Obedience? Wait, don’t you give the orders and your people obey? Well 1st of all, giving orders is not leading, but that’s later. 2nd of all, we all have some guidelines that we need to follow… We all have to obey traffic laws; we have to obey tax and regulatory laws; we have to obey our parents, the police, our teachers… Most importantly we have ethical guidelines that we have to follow–our own moral compass. Hypocrisy is a guaranteed way to lose followers. The pastor that preaches abstinence on Sunday and has an affair on Monday will find his credibility (and his job!) in danger. The father that insists his son do his chores and then finds excuses to watch football instead of the chores he has to do is not leading. The lawyer that has a stack of traffic tickets doesn’t lead.
Now being obedient is not doing what you’re supposed to with a whiney attitude, grudgingly, and reluctantly. That doesn’t inspire all your followers to be obedient to you. There are 10 commandments, not 1000. People complain that they’re mostly “no” statements, but when you think about it, if all 10 were “no” statements, they’re easy to remember! How many people can remember 10 things? Most would be able to. That means that of the 100’s of 1000’s of things you can do, you only have to remember 10 things you cannot or should not do. And, not all 10 commandments are “no” statements. 2 of them are positive: Remember the Sabbath and Honor your parents. So only 8 are “no” statements. Doesn’t that make you happy? Think of it this way: What do the speed limit signs mean? Don’t exceed this speed on this road. That’s pretty simple isn’t it? What if the signs said, “You may drive between 45 and 60 miles an hour during ideal road conditions (dry roads and perfect visual conditions) except if there are emergency vehicles present, during twilight (an hour before sunrise and an hour after sunset), if there are pedestrians or motorcycles present, or if you are physically or mentally impaired. That would make the signs either 2 feet by 3 feet and liable to blow over in any Nebraska wind storm, or the print would be so small as to be illegible to anyone driving on the road. To take it further, biblically, in the beginning, Adam and Eve only had 1 commandment…don’t eat that stuff! One commandment…and they broke it. Oh well.

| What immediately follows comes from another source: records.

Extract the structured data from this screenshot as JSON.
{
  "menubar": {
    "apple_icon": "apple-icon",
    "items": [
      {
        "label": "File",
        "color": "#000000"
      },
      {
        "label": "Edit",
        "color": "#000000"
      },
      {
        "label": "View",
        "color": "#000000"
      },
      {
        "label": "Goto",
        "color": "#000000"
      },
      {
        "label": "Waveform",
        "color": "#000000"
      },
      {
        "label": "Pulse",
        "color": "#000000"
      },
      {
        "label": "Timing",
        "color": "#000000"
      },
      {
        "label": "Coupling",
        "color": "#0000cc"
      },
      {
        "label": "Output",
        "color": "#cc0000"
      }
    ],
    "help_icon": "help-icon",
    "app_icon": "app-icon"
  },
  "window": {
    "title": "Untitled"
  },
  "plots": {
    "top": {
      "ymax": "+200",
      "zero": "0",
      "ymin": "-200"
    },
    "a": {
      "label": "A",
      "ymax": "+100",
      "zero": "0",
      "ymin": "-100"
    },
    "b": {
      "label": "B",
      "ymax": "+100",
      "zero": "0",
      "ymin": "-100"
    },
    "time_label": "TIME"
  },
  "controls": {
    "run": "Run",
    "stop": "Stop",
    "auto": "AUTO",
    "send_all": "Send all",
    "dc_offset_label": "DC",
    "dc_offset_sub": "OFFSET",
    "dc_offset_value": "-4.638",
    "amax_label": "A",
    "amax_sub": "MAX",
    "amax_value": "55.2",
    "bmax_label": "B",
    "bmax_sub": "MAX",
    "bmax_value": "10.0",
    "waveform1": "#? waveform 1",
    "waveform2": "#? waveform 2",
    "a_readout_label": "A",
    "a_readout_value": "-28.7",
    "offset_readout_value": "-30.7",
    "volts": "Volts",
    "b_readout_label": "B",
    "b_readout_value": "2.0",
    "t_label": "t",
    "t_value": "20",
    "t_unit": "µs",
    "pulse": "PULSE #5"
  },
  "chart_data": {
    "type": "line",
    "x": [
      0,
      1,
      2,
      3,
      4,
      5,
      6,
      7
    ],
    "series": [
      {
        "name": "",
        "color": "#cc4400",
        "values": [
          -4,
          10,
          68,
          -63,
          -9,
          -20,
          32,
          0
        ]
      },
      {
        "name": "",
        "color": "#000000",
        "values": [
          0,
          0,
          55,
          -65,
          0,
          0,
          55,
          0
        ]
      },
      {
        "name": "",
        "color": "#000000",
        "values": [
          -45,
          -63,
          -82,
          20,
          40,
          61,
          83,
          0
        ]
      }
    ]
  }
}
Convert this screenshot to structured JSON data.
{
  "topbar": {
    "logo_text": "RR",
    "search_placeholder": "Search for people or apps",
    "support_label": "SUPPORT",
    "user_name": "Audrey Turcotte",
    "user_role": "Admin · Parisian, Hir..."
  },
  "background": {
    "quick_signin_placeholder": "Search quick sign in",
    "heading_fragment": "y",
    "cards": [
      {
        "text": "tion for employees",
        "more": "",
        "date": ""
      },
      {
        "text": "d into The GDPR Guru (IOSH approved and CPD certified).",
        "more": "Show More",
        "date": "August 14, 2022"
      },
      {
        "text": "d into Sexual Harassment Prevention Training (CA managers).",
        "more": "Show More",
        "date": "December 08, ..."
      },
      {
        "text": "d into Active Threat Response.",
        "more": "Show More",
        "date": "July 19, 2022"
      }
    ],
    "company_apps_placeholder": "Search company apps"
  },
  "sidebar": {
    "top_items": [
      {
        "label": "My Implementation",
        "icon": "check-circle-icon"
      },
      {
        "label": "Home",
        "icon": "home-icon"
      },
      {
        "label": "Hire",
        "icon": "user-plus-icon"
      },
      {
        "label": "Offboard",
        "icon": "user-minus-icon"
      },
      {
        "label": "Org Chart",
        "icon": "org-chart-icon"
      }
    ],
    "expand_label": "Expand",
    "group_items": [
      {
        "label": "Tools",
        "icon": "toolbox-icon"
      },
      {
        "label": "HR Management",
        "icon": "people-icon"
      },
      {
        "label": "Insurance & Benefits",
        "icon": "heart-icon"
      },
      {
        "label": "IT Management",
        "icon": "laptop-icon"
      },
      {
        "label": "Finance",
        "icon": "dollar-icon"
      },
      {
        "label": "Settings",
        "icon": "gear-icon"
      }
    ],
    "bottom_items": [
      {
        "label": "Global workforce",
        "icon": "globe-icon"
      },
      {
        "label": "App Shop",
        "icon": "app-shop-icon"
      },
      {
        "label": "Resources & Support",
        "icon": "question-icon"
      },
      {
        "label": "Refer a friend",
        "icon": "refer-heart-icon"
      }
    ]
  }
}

The point is that being obedient is not an odious requirement. You need to have a good attitude. You have to have a set of ethics and guiding principles that you must obey. If you do that, you’re people will pick up on this and will do the same. If they believe you have their best interests at heart, and that you a person of character (see the earlier blogs in this series on leadership), and that you will not risk your integrity by obeying some but not all of your ethical principles, you will not have any challenges with obedience from your team. Of course, if you choose to be cheerfully obedient, it will make everything in your life much less stressful! It’s like a weight taken off of your shoulders! Leaders are not above the law, they incorporate the law into their character. They are cheerfully obedient because following the law and their code of ethics is easier than reinventing the kind of procedures and processes that will be fair to everyone.
Read Exodus 20